In many ways, the failure to secure an independent Police Authority relates to the politicisation of Scottish policing in the post-reform era. Criticism of Police Scotland or the Authority is frequently viewed by extension as criticism of the Scottish Government. The visibility (and newsworthiness) of the single force has also brought reputational considerations to the fore. In these circumstances, it is perhaps unsurprising that the civil service has sought to protect the police service (and itself) from reputational damage – although it is worth noting that these control measures have largely failed to halt the continual volley of complaints.

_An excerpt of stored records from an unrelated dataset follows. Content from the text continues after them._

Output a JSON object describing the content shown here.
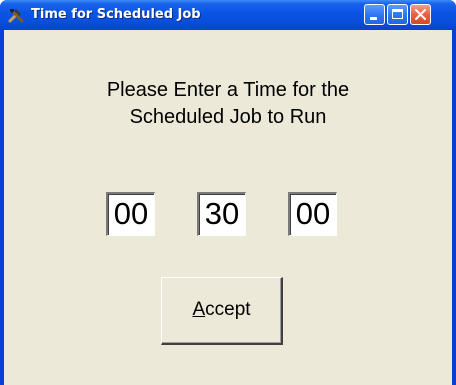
{
  "window": {
    "title": "Time for Scheduled Job",
    "icon": "tools-icon",
    "controls": {
      "minimize": "minimize-icon",
      "maximize": "maximize-icon",
      "close": "close-icon"
    }
  },
  "prompt": {
    "line1": "Please Enter a Time for the",
    "line2": "Scheduled Job to Run"
  },
  "time": {
    "hours": "00",
    "minutes": "30",
    "seconds": "00"
  },
  "accept_button": {
    "accel_letter": "A",
    "rest": "ccept"
  },
  "colors": {
    "titlebar": "#0a55e6",
    "client_bg": "#ece9d8",
    "close_button": "#e2643f"
  }
}
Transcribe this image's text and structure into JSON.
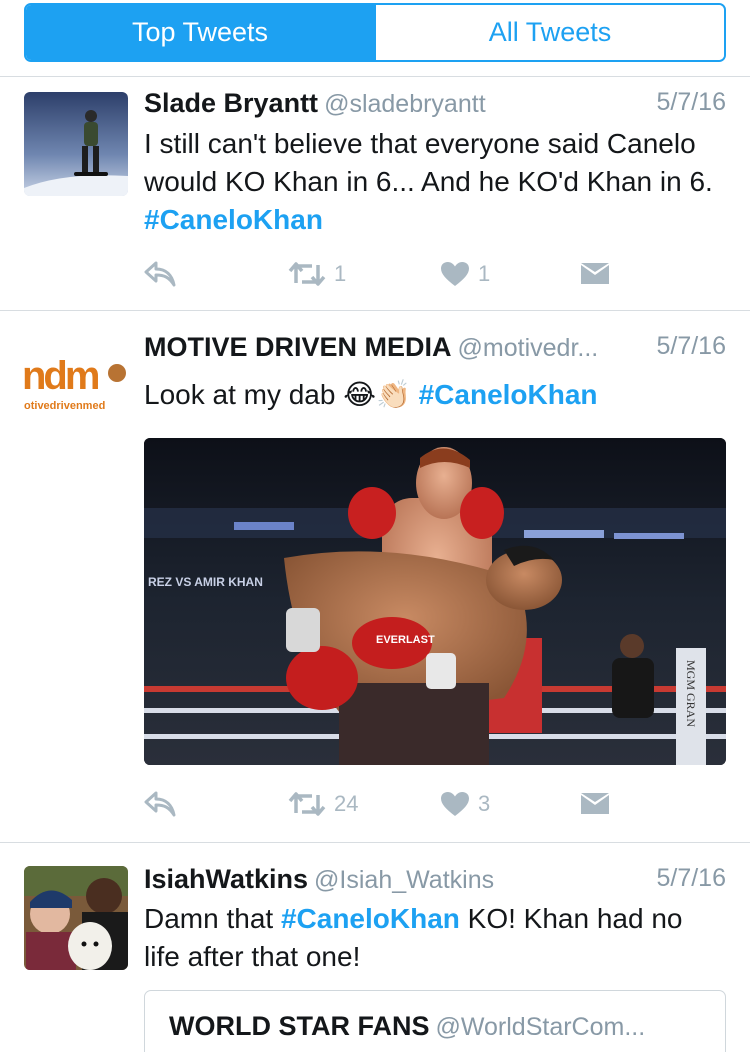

This unresolved tension between protecting government on the one hand, and asserting the critical role of the Authority on the other, raises questions as to where Hogg’s loyalties will lie. Only two steps away from the role of Permanent Secretary, the seniority of Hogg’s current position in the Scottish Government should not be underestimated. Recall also that the position is a secondment and that he will likely return to the Scottish Government twelve months down the line. Will Hogg answer to the Chair, or will his first and perhaps intuitive loyalties lie with government, with the attendant risk of undermining the Chair? How will this potential conflict of interest be managed, or will it remain largely unspoken? The existing rules on secondments appear to be silent on this issue.
The same point runs the other way. With a senior civil servant at the SPA tiller, the willingness of the Scottish Government to openly hold the Authority to account for the delivery of effective policing, for instance to level criticism at, or acknowledge weaknesses may be dented.
It is also worth noting that these observations extend to other senior SPA officials. As well as Hogg, the Authority has two further Scottish Government secondments in roles within or close to the Senior Management Group. One such appointment has been in position since the Authority’s inception, despite guidance that secondments should be up to a maximum period of two years. As a not insignificant aside, we also understand that VAT is paid on Scottish Government secondments (as services supplied outwith the SPA or Police Scotland). With warnings of a £200 million funding gap by 2020-21, the use of long-term Scottish Government secondments by the Authority also raises questions of cost-effectiveness.
To reiterate, our concerns in no way reflect the abilities, experience or skills of Hogg, or other Scottish Government secondees. The issue is the independence of the SPA and the fact that the water between police and government now looks even muddier. To borrow from the Review of Governance in Policing, ‘a key raison d’être of establishing the SPA was to provide an arms-length body to hold the Chief Constable to account, whilst providing clear separation between politics and policing’. Put simply, we think that it is difficult to reconcile the ongoing presence of civil servants in senior SPA roles with this ambition.
First published by Policing Insight